A musical conversation between Baroness Waldstätten and the absent Leopold Mozart about the women in the life of his son Wolfgang Amadeus.
Piano and Concept : Sebastian Knauer
Compilation of Text: Wolfgang Knauer
Baroness Martha Elisabeth von Waldstätten, separated from her husband and well-known among the Viennese aristocracy, reminisces about her experiences with Wolfgang Amadeus Mozart, with whom she had a close and intimate relationship some years previously. Experienced and still attractive, notorious for her free and easy way of life, the noblewoman was not only Mozart’s piano pupil but also his generous sponsor, who had often helped him in difficult situations of a private nature at a time when the composer tried to establish himself in Vienna as a free-lance musician.
Mozart observed with suspicion a close contact developing between his father and the baroness. They began to correspond with one another and in his letters the widowed Salzburg deputy director of music expressed in words of longing his wish for a personal encounter. As far as is known, however, only one such meeting took place.
At her country estate in Klosterneuburg where, long after the deaths of father Mozart and son, the baroness lives in total seclusion, she begins to imagine that Leopold has once more returned to her for a concluding and clarifying talk about his son. She delivers a monologue that is mainly about the women in his son’s life.
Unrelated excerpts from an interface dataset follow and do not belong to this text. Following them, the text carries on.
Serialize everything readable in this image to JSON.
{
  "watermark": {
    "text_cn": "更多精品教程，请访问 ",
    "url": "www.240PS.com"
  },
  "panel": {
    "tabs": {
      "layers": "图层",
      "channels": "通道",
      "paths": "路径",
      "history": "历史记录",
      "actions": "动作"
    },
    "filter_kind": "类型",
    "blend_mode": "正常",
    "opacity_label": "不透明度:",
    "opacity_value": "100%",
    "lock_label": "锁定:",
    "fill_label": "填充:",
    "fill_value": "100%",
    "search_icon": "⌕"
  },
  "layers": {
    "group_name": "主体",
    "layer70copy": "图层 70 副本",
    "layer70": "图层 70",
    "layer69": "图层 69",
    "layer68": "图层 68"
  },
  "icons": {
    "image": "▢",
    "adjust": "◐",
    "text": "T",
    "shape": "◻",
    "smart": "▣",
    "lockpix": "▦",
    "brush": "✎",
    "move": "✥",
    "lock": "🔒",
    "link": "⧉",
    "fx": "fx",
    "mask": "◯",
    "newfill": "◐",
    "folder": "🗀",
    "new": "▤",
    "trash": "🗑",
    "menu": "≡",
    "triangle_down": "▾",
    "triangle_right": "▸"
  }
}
The content of this monologue is predominantly based on letters by the two Mozarts as well as on authentic documents from Mozart's days.
The baroness’ reminiscences are interlinked with compositions by Mozart which are closely related to some of his female piano pupils, in other words, young women whose talent he not only appreciated but with whom, according to fellow contemporaries, he was also in love, albeit for brief periods. Among these works is the Sonata K309 in whose andante he portrayed Rosa Cannabich from Mannheim, the C minor Fantasia K475 and the Sonata K457, also in C minor, both of which he dedicated to the married Therese von Trattner.
“He was a husband, fathered four children and was an enthusiastic lover to his wife, but there was also many an extramarital ‘gallantry’ to which his good wife turned a blind eye.” This is taken from a biography published in Leipzig in 1828, which was written a few years after Mozart’s death by Georg Nikolaus von Nissen, second husband of Mozart’s widow Constanze.
It has never been a secret that women played an important part in Mozart’s life. He had “female acquaintances” that went beyond mere social or professional contacts, turning into more or less fleeting love affairs before and after he married Constanze Weber. The line extends from his childhood love, his Augsburg cousin Marianne Thekla, known to posterity through the infamous “Bäsle-Briefe” (cousin letters) to Mozart’s “English girl”, the soprano Nancy Storace, the first Susanna in “Figaro”, for whom he composed the famous “Rose” aria.
Mozart’s greatest heartache was caused by Constanze’s sister Aloisia, a celebrated singer of the time, whom he had met in Mannheim and whom he never quite forgot, even after she had rejected him. Shortly after his marriage, he danced Harlequin to Aloisia’s Colombine in a commedia dell’ arte mime he had composed for the Viennese carnival. This scene provided the title for this programme.
Mozart would often hide behind the mask of the harlequin or buffoon (a popular character in contemporary Viennese folk theatre). His rude and coarse jokes, whose often animalistic character was diametrically opposed to his music, seemed to serve him as a kind of protective shield behind which he tried to hide his vulnerability and fear of not being loved.